TASK ITEM:
Your output should be the full listing, unchanged.

RECORDS TO PROCESS:
────────
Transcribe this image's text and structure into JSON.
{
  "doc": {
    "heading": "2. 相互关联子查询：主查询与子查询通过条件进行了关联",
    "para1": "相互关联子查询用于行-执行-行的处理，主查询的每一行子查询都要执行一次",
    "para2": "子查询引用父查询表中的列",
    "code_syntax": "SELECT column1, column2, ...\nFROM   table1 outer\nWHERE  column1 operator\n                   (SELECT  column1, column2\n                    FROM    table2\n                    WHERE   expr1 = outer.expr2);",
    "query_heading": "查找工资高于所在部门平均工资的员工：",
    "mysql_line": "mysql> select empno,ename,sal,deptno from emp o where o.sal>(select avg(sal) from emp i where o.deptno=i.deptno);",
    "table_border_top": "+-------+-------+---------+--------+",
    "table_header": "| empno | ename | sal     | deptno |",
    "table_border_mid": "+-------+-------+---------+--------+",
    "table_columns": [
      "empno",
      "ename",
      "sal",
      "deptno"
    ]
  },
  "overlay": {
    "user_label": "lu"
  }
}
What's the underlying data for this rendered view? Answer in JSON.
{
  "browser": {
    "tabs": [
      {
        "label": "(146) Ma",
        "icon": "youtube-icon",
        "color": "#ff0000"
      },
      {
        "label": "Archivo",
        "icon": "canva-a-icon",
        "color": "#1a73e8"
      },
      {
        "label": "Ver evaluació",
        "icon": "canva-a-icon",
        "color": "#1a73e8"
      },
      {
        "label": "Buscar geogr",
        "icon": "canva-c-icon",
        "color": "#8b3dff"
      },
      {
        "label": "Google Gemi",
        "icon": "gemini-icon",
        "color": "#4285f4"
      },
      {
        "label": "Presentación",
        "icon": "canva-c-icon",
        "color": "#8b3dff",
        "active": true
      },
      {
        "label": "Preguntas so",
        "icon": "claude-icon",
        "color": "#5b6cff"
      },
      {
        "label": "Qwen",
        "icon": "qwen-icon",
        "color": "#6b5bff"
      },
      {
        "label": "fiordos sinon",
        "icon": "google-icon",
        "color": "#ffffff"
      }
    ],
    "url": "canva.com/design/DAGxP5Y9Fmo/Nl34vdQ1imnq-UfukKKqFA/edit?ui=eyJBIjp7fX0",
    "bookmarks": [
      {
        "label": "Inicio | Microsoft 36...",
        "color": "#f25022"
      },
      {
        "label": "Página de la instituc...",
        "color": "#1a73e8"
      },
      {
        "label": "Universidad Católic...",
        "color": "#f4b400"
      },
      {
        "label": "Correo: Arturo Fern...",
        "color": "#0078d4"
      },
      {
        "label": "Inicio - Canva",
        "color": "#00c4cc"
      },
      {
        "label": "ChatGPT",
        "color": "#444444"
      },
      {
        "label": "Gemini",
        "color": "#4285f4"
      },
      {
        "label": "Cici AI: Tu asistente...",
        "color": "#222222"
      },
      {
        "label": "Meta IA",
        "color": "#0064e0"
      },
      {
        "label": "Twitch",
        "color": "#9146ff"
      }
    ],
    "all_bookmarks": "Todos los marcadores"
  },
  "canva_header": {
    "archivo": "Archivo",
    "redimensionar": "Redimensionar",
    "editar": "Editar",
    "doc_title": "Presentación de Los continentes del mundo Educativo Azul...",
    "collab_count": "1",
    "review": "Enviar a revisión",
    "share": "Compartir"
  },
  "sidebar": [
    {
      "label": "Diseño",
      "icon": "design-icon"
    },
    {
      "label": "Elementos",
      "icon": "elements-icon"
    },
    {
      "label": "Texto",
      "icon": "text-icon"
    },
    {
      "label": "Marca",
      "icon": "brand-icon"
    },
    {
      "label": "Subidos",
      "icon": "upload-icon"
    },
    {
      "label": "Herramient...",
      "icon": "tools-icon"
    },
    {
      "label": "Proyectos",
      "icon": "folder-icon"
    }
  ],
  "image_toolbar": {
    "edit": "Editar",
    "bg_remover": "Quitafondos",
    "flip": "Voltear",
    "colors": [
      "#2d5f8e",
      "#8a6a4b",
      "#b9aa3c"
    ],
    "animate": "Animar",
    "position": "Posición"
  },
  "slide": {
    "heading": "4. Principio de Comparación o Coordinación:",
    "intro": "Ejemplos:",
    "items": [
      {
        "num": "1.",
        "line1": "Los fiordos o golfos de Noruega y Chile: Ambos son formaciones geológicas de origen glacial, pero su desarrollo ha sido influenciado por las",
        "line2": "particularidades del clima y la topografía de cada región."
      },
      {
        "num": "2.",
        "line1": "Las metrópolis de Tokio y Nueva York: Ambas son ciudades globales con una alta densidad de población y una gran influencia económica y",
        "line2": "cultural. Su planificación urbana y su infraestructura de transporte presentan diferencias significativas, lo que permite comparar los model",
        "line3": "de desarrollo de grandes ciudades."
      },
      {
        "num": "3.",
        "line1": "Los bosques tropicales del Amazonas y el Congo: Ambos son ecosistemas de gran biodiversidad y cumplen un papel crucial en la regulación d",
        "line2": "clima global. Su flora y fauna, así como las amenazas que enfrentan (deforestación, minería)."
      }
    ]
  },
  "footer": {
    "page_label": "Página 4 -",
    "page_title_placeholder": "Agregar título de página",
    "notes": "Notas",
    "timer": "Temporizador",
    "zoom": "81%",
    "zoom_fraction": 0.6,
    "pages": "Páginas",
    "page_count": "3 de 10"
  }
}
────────
EXERCISE SOLUTION:
Transcribe this image's text and structure into JSON.
{
  "doc": {
    "heading": "2. 相互关联子查询：主查询与子查询通过条件进行了关联",
    "para1": "相互关联子查询用于行-执行-行的处理，主查询的每一行子查询都要执行一次",
    "para2": "子查询引用父查询表中的列",
    "code_syntax": "SELECT column1, column2, ...\nFROM   table1 outer\nWHERE  column1 operator\n                   (SELECT  column1, column2\n                    FROM    table2\n                    WHERE   expr1 = outer.expr2);",
    "query_heading": "查找工资高于所在部门平均工资的员工：",
    "mysql_line": "mysql> select empno,ename,sal,deptno from emp o where o.sal>(select avg(sal) from emp i where o.deptno=i.deptno);",
    "table_border_top": "+-------+-------+---------+--------+",
    "table_header": "| empno | ename | sal     | deptno |",
    "table_border_mid": "+-------+-------+---------+--------+",
    "table_columns": [
      "empno",
      "ename",
      "sal",
      "deptno"
    ]
  },
  "overlay": {
    "user_label": "lu"
  }
}
What's the underlying data for this rendered view? Answer in JSON.
{
  "browser": {
    "tabs": [
      {
        "label": "(146) Ma",
        "icon": "youtube-icon",
        "color": "#ff0000"
      },
      {
        "label": "Archivo",
        "icon": "canva-a-icon",
        "color": "#1a73e8"
      },
      {
        "label": "Ver evaluació",
        "icon": "canva-a-icon",
        "color": "#1a73e8"
      },
      {
        "label": "Buscar geogr",
        "icon": "canva-c-icon",
        "color": "#8b3dff"
      },
      {
        "label": "Google Gemi",
        "icon": "gemini-icon",
        "color": "#4285f4"
      },
      {
        "label": "Presentación",
        "icon": "canva-c-icon",
        "color": "#8b3dff",
        "active": true
      },
      {
        "label": "Preguntas so",
        "icon": "claude-icon",
        "color": "#5b6cff"
      },
      {
        "label": "Qwen",
        "icon": "qwen-icon",
        "color": "#6b5bff"
      },
      {
        "label": "fiordos sinon",
        "icon": "google-icon",
        "color": "#ffffff"
      }
    ],
    "url": "canva.com/design/DAGxP5Y9Fmo/Nl34vdQ1imnq-UfukKKqFA/edit?ui=eyJBIjp7fX0",
    "bookmarks": [
      {
        "label": "Inicio | Microsoft 36...",
        "color": "#f25022"
      },
      {
        "label": "Página de la instituc...",
        "color": "#1a73e8"
      },
      {
        "label": "Universidad Católic...",
        "color": "#f4b400"
      },
      {
        "label": "Correo: Arturo Fern...",
        "color": "#0078d4"
      },
      {
        "label": "Inicio - Canva",
        "color": "#00c4cc"
      },
      {
        "label": "ChatGPT",
        "color": "#444444"
      },
      {
        "label": "Gemini",
        "color": "#4285f4"
      },
      {
        "label": "Cici AI: Tu asistente...",
        "color": "#222222"
      },
      {
        "label": "Meta IA",
        "color": "#0064e0"
      },
      {
        "label": "Twitch",
        "color": "#9146ff"
      }
    ],
    "all_bookmarks": "Todos los marcadores"
  },
  "canva_header": {
    "archivo": "Archivo",
    "redimensionar": "Redimensionar",
    "editar": "Editar",
    "doc_title": "Presentación de Los continentes del mundo Educativo Azul...",
    "collab_count": "1",
    "review": "Enviar a revisión",
    "share": "Compartir"
  },
  "sidebar": [
    {
      "label": "Diseño",
      "icon": "design-icon"
    },
    {
      "label": "Elementos",
      "icon": "elements-icon"
    },
    {
      "label": "Texto",
      "icon": "text-icon"
    },
    {
      "label": "Marca",
      "icon": "brand-icon"
    },
    {
      "label": "Subidos",
      "icon": "upload-icon"
    },
    {
      "label": "Herramient...",
      "icon": "tools-icon"
    },
    {
      "label": "Proyectos",
      "icon": "folder-icon"
    }
  ],
  "image_toolbar": {
    "edit": "Editar",
    "bg_remover": "Quitafondos",
    "flip": "Voltear",
    "colors": [
      "#2d5f8e",
      "#8a6a4b",
      "#b9aa3c"
    ],
    "animate": "Animar",
    "position": "Posición"
  },
  "slide": {
    "heading": "4. Principio de Comparación o Coordinación:",
    "intro": "Ejemplos:",
    "items": [
      {
        "num": "1.",
        "line1": "Los fiordos o golfos de Noruega y Chile: Ambos son formaciones geológicas de origen glacial, pero su desarrollo ha sido influenciado por las",
        "line2": "particularidades del clima y la topografía de cada región."
      },
      {
        "num": "2.",
        "line1": "Las metrópolis de Tokio y Nueva York: Ambas son ciudades globales con una alta densidad de población y una gran influencia económica y",
        "line2": "cultural. Su planificación urbana y su infraestructura de transporte presentan diferencias significativas, lo que permite comparar los model",
        "line3": "de desarrollo de grandes ciudades."
      },
      {
        "num": "3.",
        "line1": "Los bosques tropicales del Amazonas y el Congo: Ambos son ecosistemas de gran biodiversidad y cumplen un papel crucial en la regulación d",
        "line2": "clima global. Su flora y fauna, así como las amenazas que enfrentan (deforestación, minería)."
      }
    ]
  },
  "footer": {
    "page_label": "Página 4 -",
    "page_title_placeholder": "Agregar título de página",
    "notes": "Notas",
    "timer": "Temporizador",
    "zoom": "81%",
    "zoom_fraction": 0.6,
    "pages": "Páginas",
    "page_count": "3 de 10"
  }
}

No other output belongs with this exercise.